These are considered seasonal jobs, but the company noted in a press release that in 2017, 40% of its seasonal workers moved into full-time positions. In addition, over 200 store managers originally started with the company in seasonal jobs.
Not only does Amazon (NASDAQ: AMZN) plan to launch its own delivery service, which will likely lead to thousands of jobs being created, but it has begun soliciting bids for a second headquarters in North America. The project, dubbed HQ2, comes with a promise of "as many as 50,000 high-paying jobs" with the company.
Amazon expects to invest $5 billion constructing HQ2. The internet giant released a "shortlist" of 20 potential cities in January, but the final location has not yet been announced as of this writing.
The company has not detailed whether the San Jose jobs are all new hires or whether some positions will be moved from other locations. CEO Sundar Pichai, however, did lay out the data center plan in a recent earnings call.
"We plan to hire thousands of people across the U.S. this year," said Pichai. "Last year in the U.S. we grew faster outside the Bay Area than in the Bay Area.
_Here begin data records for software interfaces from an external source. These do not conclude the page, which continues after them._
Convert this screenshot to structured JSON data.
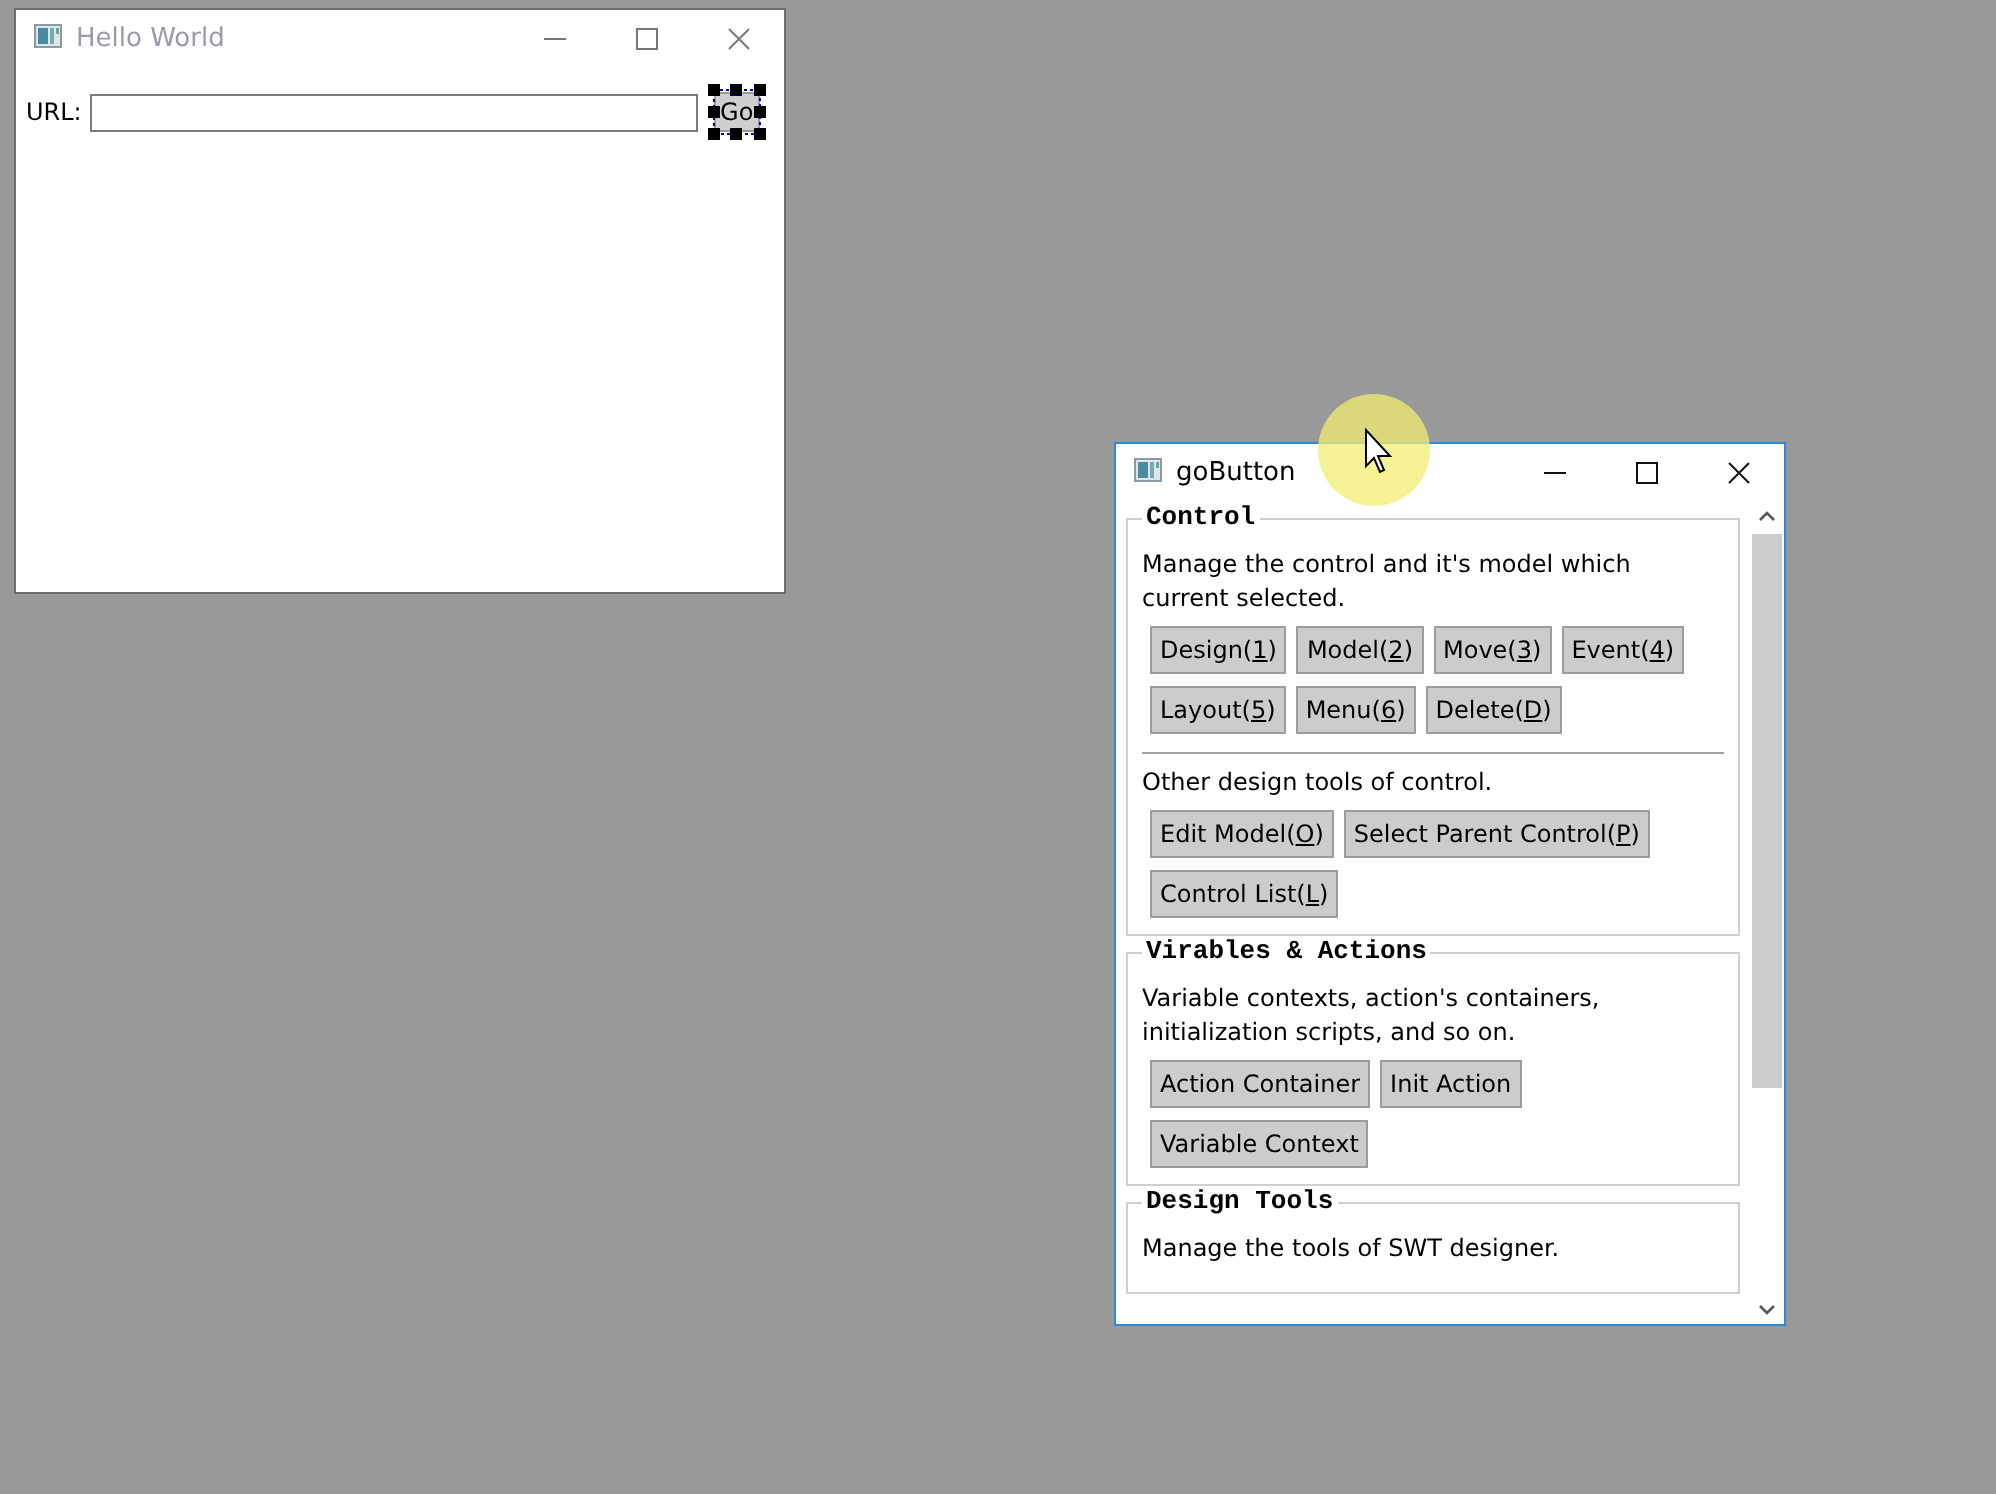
{
  "windows": [
    {
      "kind": "form",
      "title": "Hello World",
      "active": false,
      "url_label": "URL:",
      "go_button": {
        "label": "Go",
        "design_selected": true
      }
    },
    {
      "kind": "panel",
      "title": "goButton",
      "active": true,
      "groups": [
        {
          "title": "Control",
          "sections": [
            {
              "description": "Manage the control and it's model which current selected.",
              "buttons": [
                {
                  "text": "Design(",
                  "key": "1",
                  "tail": ")"
                },
                {
                  "text": "Model(",
                  "key": "2",
                  "tail": ")"
                },
                {
                  "text": "Move(",
                  "key": "3",
                  "tail": ")"
                },
                {
                  "text": "Event(",
                  "key": "4",
                  "tail": ")"
                },
                {
                  "text": "Layout(",
                  "key": "5",
                  "tail": ")"
                },
                {
                  "text": "Menu(",
                  "key": "6",
                  "tail": ")"
                },
                {
                  "text": "Delete(",
                  "key": "D",
                  "tail": ")"
                }
              ]
            },
            {
              "description": "Other design tools of control.",
              "buttons": [
                {
                  "text": "Edit Model(",
                  "key": "O",
                  "tail": ")"
                },
                {
                  "text": "Select Parent Control(",
                  "key": "P",
                  "tail": ")"
                },
                {
                  "text": "Control List(",
                  "key": "L",
                  "tail": ")"
                }
              ]
            }
          ]
        },
        {
          "title": "Virables & Actions",
          "sections": [
            {
              "description": "Variable contexts, action's containers, initialization scripts, and so on.",
              "buttons": [
                {
                  "text": "Action Container"
                },
                {
                  "text": "Init Action"
                },
                {
                  "text": "Variable Context"
                }
              ]
            }
          ]
        },
        {
          "title": "Design Tools",
          "sections": [
            {
              "description": "Manage the tools of SWT designer."
            }
          ]
        }
      ]
    }
  ]
}
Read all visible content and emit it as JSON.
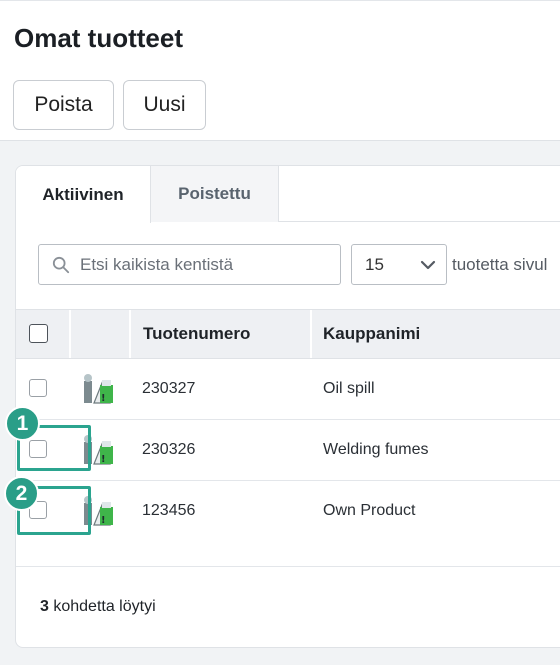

To support this growth, we will be making significant investments in offices across nine states, including Colorado and Michigan."
While it's not well-known in the U.S., Softbank owns a majority interest in Sprint and has pledged to invest $50 billion in the country. As part of that investment, CEO Masayoshi Son has pledged to create 50,000 new jobs in the U.S. Some of those will be at Sprint, while others will be at new ventures not yet announced.
Infosys (NYSE: INFY), an information technology (IT) firm based in India, plans to hire 10,000 people to bolster its U.S. staff. The company also plans to open four data centers, with the first one opening in August in Indiana.
While Starbucks (NASDAQ:SBUX) has not set a specific global hiring goal, it should easily hire over 10,000 workers worldwide in 2018 alone. The company has been expanding rapidly, adding about a store a day in China.
In addition to its general hiring efforts, the coffee chain also has specific plans to hire veterans, refugees, and what it calls "Opportunity Youth" -- 16- to-24-year-olds who are neither employed nor in school. Starbucks also plans to open premium Roastery locations in a handful of major cities and about 1,000 Reserve stores.
"Starbucks Roasteries under design or construction in the iconic, global cities of Shanghai, New York, Tokyo, Milan, and Chicago will join our Seattle Roastery in delivering an immersive, ultra-premium, coffee-forward experience like none other anywhere in the world," executive chairman Howard Schultz said in the chain's Q2 earnings release."
While Yum! Brands (NYSE: YUM) has not publicly stated any hiring goals, it added about 2,000 restaurants across its KFC, Taco Bell, and Pizza Hut Brands in 2017. It should add roughly the same number of stores in 2018, which would easily increase its headcount by 10,000 employees.
"Worldwide, the Yum! Brands system opens over seven new restaurants per
day on average," the company notes on its investor relations website.